For most situations, we would not recommend installing this plant in new gardens, landscapes, or plantings in southern California.
Not only is it a relatively uninteresting plant, an insect called myoporum thrips has become a major problem for this plant in this region and often causes the decline or death of plants.
While not as low-growing, our top recommendations to consider instead of this plant include Pigeon Point coyote brush, Theodore Payne buckwheat, Point Sal sage, and Mrs. Beard sage. All of these are more interesting plants that provide far greater benefit for native songbirds and beneficial insects.
This plant profile is included in this site as a reference for two primary reasons:
- If you already have this plant in your landscape, this information can be used to know how to care for it.
- If you already have this plant in your landscape, you can use this information to learn which of our recommended plants have the same recommended watering needs, making them potential choices for grouping together if you will be adding new plants to the existing area.
In general, instead of this plant, we recommend planting appropriate California native plants whenever possible.
In addition to their beauty, California native plants offer the most additional benefits beyond just low water use, including habitat for the birds, butterflies, and pollinators who evolved here with them.

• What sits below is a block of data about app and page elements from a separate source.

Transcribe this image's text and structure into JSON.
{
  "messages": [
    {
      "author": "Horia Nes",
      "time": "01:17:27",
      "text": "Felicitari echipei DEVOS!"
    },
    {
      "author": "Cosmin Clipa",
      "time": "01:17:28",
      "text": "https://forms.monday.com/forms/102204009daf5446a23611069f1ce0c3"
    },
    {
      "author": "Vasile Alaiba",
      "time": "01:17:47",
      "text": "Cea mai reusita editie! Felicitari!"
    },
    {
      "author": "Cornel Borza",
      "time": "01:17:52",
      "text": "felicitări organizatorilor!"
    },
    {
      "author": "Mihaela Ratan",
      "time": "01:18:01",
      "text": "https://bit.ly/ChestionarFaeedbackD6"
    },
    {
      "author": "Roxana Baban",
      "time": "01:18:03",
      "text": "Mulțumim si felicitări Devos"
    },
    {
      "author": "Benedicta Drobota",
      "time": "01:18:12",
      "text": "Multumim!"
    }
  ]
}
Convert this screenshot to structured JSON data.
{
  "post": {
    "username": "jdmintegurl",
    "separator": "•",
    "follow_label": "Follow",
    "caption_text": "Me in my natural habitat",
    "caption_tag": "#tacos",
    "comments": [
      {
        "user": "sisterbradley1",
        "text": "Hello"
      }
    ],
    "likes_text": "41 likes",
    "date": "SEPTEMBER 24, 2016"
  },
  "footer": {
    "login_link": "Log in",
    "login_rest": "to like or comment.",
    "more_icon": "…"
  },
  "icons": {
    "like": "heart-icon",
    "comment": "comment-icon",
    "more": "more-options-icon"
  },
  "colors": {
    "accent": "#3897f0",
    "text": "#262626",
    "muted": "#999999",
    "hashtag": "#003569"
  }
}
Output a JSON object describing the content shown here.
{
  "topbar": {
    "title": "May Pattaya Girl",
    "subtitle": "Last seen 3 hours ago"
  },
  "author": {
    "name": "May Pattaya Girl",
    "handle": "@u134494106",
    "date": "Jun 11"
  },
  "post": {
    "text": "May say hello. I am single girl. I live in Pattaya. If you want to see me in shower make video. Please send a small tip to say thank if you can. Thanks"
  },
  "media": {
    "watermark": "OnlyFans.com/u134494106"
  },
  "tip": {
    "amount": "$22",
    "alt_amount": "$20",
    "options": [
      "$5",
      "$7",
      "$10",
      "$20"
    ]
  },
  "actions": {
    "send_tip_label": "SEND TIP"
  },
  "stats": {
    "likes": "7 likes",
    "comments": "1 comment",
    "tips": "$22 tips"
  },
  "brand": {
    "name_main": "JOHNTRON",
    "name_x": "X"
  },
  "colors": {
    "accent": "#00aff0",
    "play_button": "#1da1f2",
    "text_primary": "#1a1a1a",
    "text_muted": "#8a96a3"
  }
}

This adds value and beauty in your landscape beyond just a pretty plant, allowing the landscape to actively contribute to the environment instead of just using less water. You can find our top recommended native plant choices on our Plant Finder by selecting “California Native” and learn more about California native plants here.
To learn what exactly California native plants are and how they are different from other low water plants, visit this link.
For visual interest or other reasons, some people may also want to mix in other non-native low-water demanding plant choices even though they do not have the same ecological value as native plants. For that reason, we feature a number of non-native waterwise selections on this site as well. However, we see native plants as the best “go to” for most landscape or garden choices! We encourage people to consider planting at least 50% of their landscape to native plants. See our Garden Designs section or visit our Waterwise Demonstration Garden in Montclair for plenty of inspiration.
This very prostrate shrub grows 6-8 in. high and can quickly spread 12-15 ft. across and more. Its foliage is comprised of small medium green leaves, to 1 1/2 in. long, 1/8 in. wide with small teeth around leaf margins. Numerous white flowers occur in clusters along branches in early spring and intermittently throughout the year.
This species is native to hot and dry interior plains of southern Australia. In Southern California, it was used extensively on slopes, medians and understory plantings. It tolerates heat and frost, and can be sustained with low amounts of supplemental water. Plants are often short lived and decline after five years or so if myoporum thrips insects do not cause their decline first. The cultivar M. p. ‘Putah Creek’ has larger leaves that grow to 1 1/2 in. long.